Beach House (photo: Lilly Nguyen)
Brooklyn-based Sound of Ceres filled the Fox Theater August 7 with a cosmically realized blend of angelic vocal stylings by Karen Hover, meshed with precise beats dripping in chromatic synth. The outcome: a Kubrickesque aesthetic that pairs well with Beach House‘s altered dream pop sound of 7, the duo’s seventh full-length record.

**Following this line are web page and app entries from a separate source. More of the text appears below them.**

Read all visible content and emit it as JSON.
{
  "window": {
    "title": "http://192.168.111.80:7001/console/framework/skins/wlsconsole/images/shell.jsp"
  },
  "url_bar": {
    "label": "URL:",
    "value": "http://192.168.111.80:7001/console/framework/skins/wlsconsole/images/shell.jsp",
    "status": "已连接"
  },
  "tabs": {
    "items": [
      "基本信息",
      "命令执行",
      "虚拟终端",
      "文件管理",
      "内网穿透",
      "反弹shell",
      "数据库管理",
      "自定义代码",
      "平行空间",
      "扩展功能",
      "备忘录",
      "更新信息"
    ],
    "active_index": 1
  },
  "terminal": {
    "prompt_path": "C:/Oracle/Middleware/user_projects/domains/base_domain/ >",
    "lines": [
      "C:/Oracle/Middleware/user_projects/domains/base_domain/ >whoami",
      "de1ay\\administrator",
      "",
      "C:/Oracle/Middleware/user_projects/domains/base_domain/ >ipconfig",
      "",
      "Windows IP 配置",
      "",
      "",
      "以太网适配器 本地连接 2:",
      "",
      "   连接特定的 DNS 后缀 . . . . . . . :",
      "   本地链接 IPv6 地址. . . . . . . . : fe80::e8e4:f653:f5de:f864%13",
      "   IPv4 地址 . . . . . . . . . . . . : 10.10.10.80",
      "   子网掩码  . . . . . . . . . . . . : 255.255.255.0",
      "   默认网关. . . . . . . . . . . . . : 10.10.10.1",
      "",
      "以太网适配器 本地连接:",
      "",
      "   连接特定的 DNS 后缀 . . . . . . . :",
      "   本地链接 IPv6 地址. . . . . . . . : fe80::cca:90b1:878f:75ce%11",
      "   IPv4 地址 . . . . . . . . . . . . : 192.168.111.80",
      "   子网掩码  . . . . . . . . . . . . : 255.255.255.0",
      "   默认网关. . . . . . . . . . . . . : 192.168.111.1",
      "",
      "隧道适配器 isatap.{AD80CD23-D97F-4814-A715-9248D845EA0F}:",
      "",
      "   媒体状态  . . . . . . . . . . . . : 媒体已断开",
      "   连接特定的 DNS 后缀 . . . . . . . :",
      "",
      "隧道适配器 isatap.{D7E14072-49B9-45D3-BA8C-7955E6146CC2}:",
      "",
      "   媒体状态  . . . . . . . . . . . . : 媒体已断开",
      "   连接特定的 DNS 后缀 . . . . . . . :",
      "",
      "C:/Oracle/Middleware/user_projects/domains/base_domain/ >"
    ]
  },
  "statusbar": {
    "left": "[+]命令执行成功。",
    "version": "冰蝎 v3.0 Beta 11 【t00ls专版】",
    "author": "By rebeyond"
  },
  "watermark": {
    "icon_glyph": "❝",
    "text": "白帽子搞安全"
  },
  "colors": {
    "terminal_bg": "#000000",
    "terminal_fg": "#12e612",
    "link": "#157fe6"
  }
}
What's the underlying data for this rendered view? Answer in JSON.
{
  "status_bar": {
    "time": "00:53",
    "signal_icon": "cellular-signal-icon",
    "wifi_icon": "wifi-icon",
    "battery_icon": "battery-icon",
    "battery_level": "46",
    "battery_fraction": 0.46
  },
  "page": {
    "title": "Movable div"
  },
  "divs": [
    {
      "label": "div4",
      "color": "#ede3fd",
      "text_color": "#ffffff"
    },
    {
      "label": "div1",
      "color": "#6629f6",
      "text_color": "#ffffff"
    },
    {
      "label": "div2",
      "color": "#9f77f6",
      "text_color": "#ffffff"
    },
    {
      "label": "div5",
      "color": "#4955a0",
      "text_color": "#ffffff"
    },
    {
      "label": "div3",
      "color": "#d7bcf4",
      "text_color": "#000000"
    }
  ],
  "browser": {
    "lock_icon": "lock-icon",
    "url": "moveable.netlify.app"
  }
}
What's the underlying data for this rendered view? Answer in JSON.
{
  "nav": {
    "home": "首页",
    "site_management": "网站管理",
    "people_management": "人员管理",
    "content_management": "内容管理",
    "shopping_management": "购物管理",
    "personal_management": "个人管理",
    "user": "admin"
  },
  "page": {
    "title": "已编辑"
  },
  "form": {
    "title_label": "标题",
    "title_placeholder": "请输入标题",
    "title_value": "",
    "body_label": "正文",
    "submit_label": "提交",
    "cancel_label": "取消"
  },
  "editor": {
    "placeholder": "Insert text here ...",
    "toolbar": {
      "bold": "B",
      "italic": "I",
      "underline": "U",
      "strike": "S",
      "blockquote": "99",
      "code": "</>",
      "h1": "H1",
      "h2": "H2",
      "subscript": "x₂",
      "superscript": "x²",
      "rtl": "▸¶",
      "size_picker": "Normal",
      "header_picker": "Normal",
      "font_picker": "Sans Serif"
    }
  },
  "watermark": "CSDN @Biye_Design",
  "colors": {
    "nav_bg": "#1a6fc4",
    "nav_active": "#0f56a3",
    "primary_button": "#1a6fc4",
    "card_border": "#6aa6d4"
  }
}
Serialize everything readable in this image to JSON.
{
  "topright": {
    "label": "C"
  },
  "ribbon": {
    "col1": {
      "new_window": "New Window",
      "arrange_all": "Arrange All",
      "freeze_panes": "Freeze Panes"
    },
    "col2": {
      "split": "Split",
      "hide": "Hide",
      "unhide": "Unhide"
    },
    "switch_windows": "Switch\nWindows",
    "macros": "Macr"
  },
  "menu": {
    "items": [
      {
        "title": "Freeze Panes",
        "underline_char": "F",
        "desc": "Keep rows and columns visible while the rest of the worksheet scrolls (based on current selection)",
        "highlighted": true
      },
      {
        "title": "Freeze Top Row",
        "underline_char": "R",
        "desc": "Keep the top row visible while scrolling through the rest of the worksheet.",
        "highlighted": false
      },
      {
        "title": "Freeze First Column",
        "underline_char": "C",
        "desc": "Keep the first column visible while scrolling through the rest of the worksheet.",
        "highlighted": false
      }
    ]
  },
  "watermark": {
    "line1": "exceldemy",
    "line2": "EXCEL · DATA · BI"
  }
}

7 is an example of breaking from past conventions while sculpting space for a new type of sound to emerge. The haunting introductory boom of “L’Inconnue” (French for “the unknown”) reverberated through the gilded Fox Theater, evoking a transcendent tone steeped in exploration of the self with lines like, “What is you (What is you), Where is she today (Where is she today).” It’s a fitting prelude into this new world that Beach House has created for their typically fuzzy dream-pop melodies to grow and develop, much like Victoria Legrand and Alex Scally have evolved in their 13 years of playing music together.
The duo revisited the whimsy of their 2010 record Teen Dream with “Silver Soul” and “Walk in the Park” — two songs dappled in fading summer sunlight that, while listening live, stuck to my senses with the sweetness of freshly-plucked cotton candy and the sting of young love that leaves you questioning your identity.
Beach House moved as shadow figures on a stage saturated in shades of purple and blue, with beams of racing lasers bouncing across the audience as the buoyant, ethereal hum of “Space Song” led us back to themes of consciousness and the cosmos. While the last few murmurs of “Space Song” escaped from the theater, I took a moment to lean into the swivel of my hips and drink up a song that leaves a trail of doe-eyed wonder in its wake.
The buttery vibration of the pair’s 2015 record, Depression Cherry, churned to a halt with a vibrant return to the rejuvenated buzz of 7, while “Lemon Glow” broke any sense of sleepiness left in the air. Legrand’s bold vocals have taken on a more rooted feel in this song that pulsates through distorted guitar, tugging at the listener like a fervent rabbit inviting us down an electropop hole where a new version of ourselves awaits if we allow ourselves to slip into the ether.
Throughout the performance I found comfort in the juxtaposition of light and dark in the band’s mise en scène, and noticed how this ethos pumps through the veins of Beach House as they seek what lies beyond while in turn peeling back layers of self. By the show’s end, I felt like I had returned home from a journey that occurred both inwardly and outwardly, and emerged lighter and full of dreams. Beach House has created a port in the storm for all of us.